To anyone who was paying attention during the healthcare debate, most of the Henry J. Kaiser Foundation quiz should be a snap; the questions are simple and straightforward.
But after taking the quiz, you get to see the answers - and the percentage of people who got each answer right - and realize just how staggeringly misinformed much of the American public were (and are) about the bill's details.
One of the main arguments made against the Affordable Care Act was that a majority of Americans opposed it. The implication was that voters are rational, informed actors who know best, and that the ACA therefore represented a major overreach of governmental power.
Aside from the obvious problems with the notion that elected officials should govern by public opinion polls, opposition to the Affordable Care Act isn't as overwhelming as it may seem. Roughly half of Americans in a recent CNN poll favored repeal, and this number included people who opposed the bill because it doesn't go far enough.
Which leaves 40-45% who think the bill goes too far. When one drills down into the Kaiser quiz, it becomes obvious just how much of this opposition is built on a Great Wall of Lies, a translation of surreal right-wing talking points into hardened - and laughably inaccurate - opinions.
Remember the uproar over "death panels?" This referred to a part of the bill that allowed
estate while grieving the death of a loved one.

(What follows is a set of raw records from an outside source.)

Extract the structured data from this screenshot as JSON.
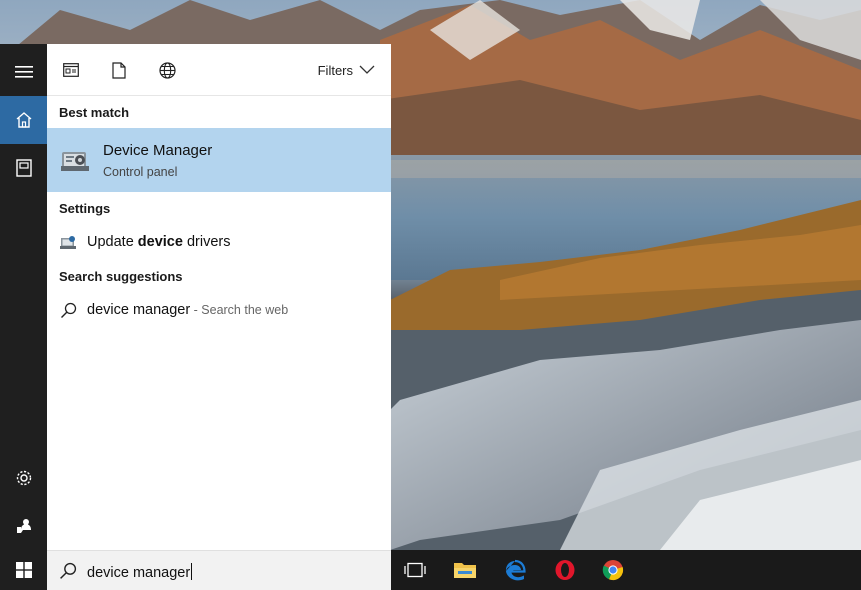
{
  "toolbar": {
    "icons": [
      "apps-icon",
      "documents-icon",
      "web-icon"
    ],
    "filters_label": "Filters"
  },
  "sections": {
    "best_match_header": "Best match",
    "settings_header": "Settings",
    "suggestions_header": "Search suggestions"
  },
  "best_match": {
    "title": "Device Manager",
    "subtitle": "Control panel",
    "icon": "device-manager-icon"
  },
  "settings_result": {
    "prefix": "Update ",
    "bold": "device",
    "suffix": " drivers",
    "icon": "settings-result-icon"
  },
  "suggestion": {
    "query": "device manager",
    "hint": " - Search the web",
    "icon": "search-icon"
  },
  "searchbox": {
    "value": "device manager"
  },
  "rail": {
    "items": [
      "hamburger-menu-icon",
      "home-icon",
      "notebook-icon",
      "settings-gear-icon",
      "feedback-icon"
    ]
  },
  "taskbar": {
    "apps": [
      "task-view-icon",
      "file-explorer-icon",
      "edge-browser-icon",
      "opera-browser-icon",
      "chrome-browser-icon"
    ]
  },
  "colors": {
    "accent": "#2d6aa3",
    "selection": "#b3d4ee",
    "rail": "#1f1f1f",
    "taskbar": "#1a1a1a"
  }
}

When run through Sarah Palin's funhouse mirror, this eminently sensible measure turned into "death panels" (cue: horrifying Kafkaesque images of faceless BIG GOVERNMENT minions deciding when to pull the plug on granny.) This talking point was so far-fetched that PolitiFact named it their 2009 lie of the year. And yet, because of the constant repetition of this falsehood - and the amount of oxygen it sucked up in the public debate - the Democrats removed the advanced planning plank from the final bill. Even despite this cave-in to crass and reckless stupidity, 55% of Americans in the Kaiser quiz still think the bill has "death panels."
Second, conservative Republicans, who have been trying to eviscerate Medicare ever since it was created, were up in arms about the Medicare cuts they claimed were in the ACA. In fact, the bill only made cuts in payments to providers, and to Medicare plus, a heavily-subsidized, privately-administered optional form of coverage used by a small fraction of Medicare recipients. And yet 60% of people who took the quiz bought this Republican talking point.

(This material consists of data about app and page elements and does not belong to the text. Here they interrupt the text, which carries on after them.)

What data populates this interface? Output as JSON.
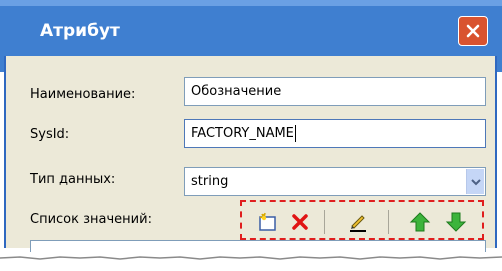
{
  "window": {
    "title": "Атрибут",
    "close_icon": "close-icon"
  },
  "form": {
    "name_label": "Наименование:",
    "name_value": "Обозначение",
    "sysid_label": "SysId:",
    "sysid_value": "FACTORY_NAME",
    "datatype_label": "Тип данных:",
    "datatype_value": "string",
    "values_label": "Список значений:"
  },
  "toolbar": {
    "buttons": [
      "new-item-icon",
      "delete-icon",
      "edit-pencil-icon",
      "move-up-icon",
      "move-down-icon"
    ]
  },
  "colors": {
    "titlebar": "#3f7fd0",
    "dialog_bg": "#ece9d8",
    "highlight_border": "#e01e1e",
    "close_button": "#d9532f"
  }
}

Third, the party that has always genuflected before Big Business made a hue and cry about the bill's purportedly crushing burden on ma-and-pa businesses. On the contrary, the ACA is helping small businesses by providing access to exchange pools so they can get more competitive premiums, as big businesses do now. Also, the ACA extends tax credits to companies of 25 or less to help cover their employees, and only applies token fines to businesses with 50 or more employees who fail to offer affordable coverage to their workforce. 75% of people got this wrong.
Fourth, Republicans once again went for the lowest common denominator - racist, anti-immigrant fervor among their palefaced base - by claiming that the ACA would give financial assistance to undocumented immigrants (God forbid!). This claim also false, but 58% of Kaiser quiz-takers got it wrong.
Last, and most importantly, the right-wing repeatedly presented the Affordable Care Act as a "government takeover" of our healthcare system, or "socialized medicine," as they'd done with every healthcare reform measure for six decades. This was the GOP's central talking point, running on an endless, zombie-like loop. The argument was so preposterous that "mild-mannered," generally non-partisan Washington Post columnist Steve Pearlstein referred to Republicans as "political terrorists, willing to say or do anything to prevent the country from reaching a consensus on one of its most serious domestic problems." More specifically, Pearlstein pointed out:
"Under any plan likely to emerge from Congress, the vast majority of Americans who are not old or poor will continue to buy health insurance from private companies, continue to get their health care from doctors in private practice and continue to be treated at privately owned hospitals."
Pearlstein wasn't alone. PolitiFact named the "government takeover" meme their 2010 lie of the year. Yet the Kaiser poll shows that 73% of those who took the quiz still believe the ACA represents a "government takeover."
In essence, most of the attacks on the ACA were sound and fury, signifying nothing.
Add in public ignorance of many of ACA's benefits (allowing kids to be on their parents' plans
until the age of 26, ending annual and lifetime caps and pre-existing condition discrimination, closing the donut hole in prescription drug coverage, creating insurance exchanges - to offer individuals lower-cost plans - and best practices studies to bring future costs down), and it's clear that public opinion on something as complicated as healthcare should be taken with a grain of salt.
Years from now, when healthcare reform has been fully implemented, most Americans - other than the ideologically-ossified few - will have forgotten the forklifts full of bullshit they were fed in the great healthcare debate of 2009-2010.
For the moment, those with the longview are grateful that Nancy Pelosi pushed President Obama to give people what they needed, rather than leaving them with the horrific status quo (they thought) they wanted.
p.s. the author is happy to post comments critical of the Affordable Care Act, provided they're policy-oriented and sourced